* **EXERCISE REQUIREMENTS**: Each line below should be reproduced without any alteration.

[ENTRIES SUPPLIED Boundary: Start]

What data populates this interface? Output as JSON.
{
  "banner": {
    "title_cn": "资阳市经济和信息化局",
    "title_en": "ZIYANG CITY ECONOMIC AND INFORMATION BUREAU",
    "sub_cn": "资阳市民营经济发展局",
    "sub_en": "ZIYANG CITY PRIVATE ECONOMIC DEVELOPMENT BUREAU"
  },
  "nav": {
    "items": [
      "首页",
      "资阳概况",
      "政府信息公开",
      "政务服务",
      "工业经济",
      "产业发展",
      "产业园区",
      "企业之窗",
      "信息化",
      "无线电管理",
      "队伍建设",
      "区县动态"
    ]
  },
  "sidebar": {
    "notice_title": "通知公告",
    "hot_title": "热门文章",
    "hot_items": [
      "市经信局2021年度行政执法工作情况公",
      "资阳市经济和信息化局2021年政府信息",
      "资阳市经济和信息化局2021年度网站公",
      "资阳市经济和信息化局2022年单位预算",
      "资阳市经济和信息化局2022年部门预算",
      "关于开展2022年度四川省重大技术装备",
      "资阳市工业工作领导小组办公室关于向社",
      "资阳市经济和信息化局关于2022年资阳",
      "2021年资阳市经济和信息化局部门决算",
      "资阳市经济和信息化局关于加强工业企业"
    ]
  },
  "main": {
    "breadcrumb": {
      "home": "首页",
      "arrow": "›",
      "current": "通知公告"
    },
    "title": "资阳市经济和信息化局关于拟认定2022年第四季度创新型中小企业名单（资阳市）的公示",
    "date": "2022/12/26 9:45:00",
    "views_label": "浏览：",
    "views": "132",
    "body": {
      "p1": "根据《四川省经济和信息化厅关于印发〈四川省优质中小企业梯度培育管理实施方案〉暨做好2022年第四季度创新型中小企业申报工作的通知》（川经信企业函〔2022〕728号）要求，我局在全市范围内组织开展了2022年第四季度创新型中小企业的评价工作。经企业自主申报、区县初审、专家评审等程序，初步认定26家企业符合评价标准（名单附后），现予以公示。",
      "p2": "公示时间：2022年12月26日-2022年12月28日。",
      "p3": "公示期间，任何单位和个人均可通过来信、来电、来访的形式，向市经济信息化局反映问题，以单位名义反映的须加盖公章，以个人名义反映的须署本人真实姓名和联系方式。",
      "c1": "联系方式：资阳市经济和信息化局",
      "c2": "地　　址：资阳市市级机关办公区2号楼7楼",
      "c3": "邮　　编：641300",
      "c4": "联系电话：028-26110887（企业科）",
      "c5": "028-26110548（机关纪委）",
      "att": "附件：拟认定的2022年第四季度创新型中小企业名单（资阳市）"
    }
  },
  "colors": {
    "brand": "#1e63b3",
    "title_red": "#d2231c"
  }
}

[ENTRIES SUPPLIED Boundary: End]

* **OUTPUT BELOW**:
What data populates this interface? Output as JSON.
{
  "banner": {
    "title_cn": "资阳市经济和信息化局",
    "title_en": "ZIYANG CITY ECONOMIC AND INFORMATION BUREAU",
    "sub_cn": "资阳市民营经济发展局",
    "sub_en": "ZIYANG CITY PRIVATE ECONOMIC DEVELOPMENT BUREAU"
  },
  "nav": {
    "items": [
      "首页",
      "资阳概况",
      "政府信息公开",
      "政务服务",
      "工业经济",
      "产业发展",
      "产业园区",
      "企业之窗",
      "信息化",
      "无线电管理",
      "队伍建设",
      "区县动态"
    ]
  },
  "sidebar": {
    "notice_title": "通知公告",
    "hot_title": "热门文章",
    "hot_items": [
      "市经信局2021年度行政执法工作情况公",
      "资阳市经济和信息化局2021年政府信息",
      "资阳市经济和信息化局2021年度网站公",
      "资阳市经济和信息化局2022年单位预算",
      "资阳市经济和信息化局2022年部门预算",
      "关于开展2022年度四川省重大技术装备",
      "资阳市工业工作领导小组办公室关于向社",
      "资阳市经济和信息化局关于2022年资阳",
      "2021年资阳市经济和信息化局部门决算",
      "资阳市经济和信息化局关于加强工业企业"
    ]
  },
  "main": {
    "breadcrumb": {
      "home": "首页",
      "arrow": "›",
      "current": "通知公告"
    },
    "title": "资阳市经济和信息化局关于拟认定2022年第四季度创新型中小企业名单（资阳市）的公示",
    "date": "2022/12/26 9:45:00",
    "views_label": "浏览：",
    "views": "132",
    "body": {
      "p1": "根据《四川省经济和信息化厅关于印发〈四川省优质中小企业梯度培育管理实施方案〉暨做好2022年第四季度创新型中小企业申报工作的通知》（川经信企业函〔2022〕728号）要求，我局在全市范围内组织开展了2022年第四季度创新型中小企业的评价工作。经企业自主申报、区县初审、专家评审等程序，初步认定26家企业符合评价标准（名单附后），现予以公示。",
      "p2": "公示时间：2022年12月26日-2022年12月28日。",
      "p3": "公示期间，任何单位和个人均可通过来信、来电、来访的形式，向市经济信息化局反映问题，以单位名义反映的须加盖公章，以个人名义反映的须署本人真实姓名和联系方式。",
      "c1": "联系方式：资阳市经济和信息化局",
      "c2": "地　　址：资阳市市级机关办公区2号楼7楼",
      "c3": "邮　　编：641300",
      "c4": "联系电话：028-26110887（企业科）",
      "c5": "028-26110548（机关纪委）",
      "att": "附件：拟认定的2022年第四季度创新型中小企业名单（资阳市）"
    }
  },
  "colors": {
    "brand": "#1e63b3",
    "title_red": "#d2231c"
  }
}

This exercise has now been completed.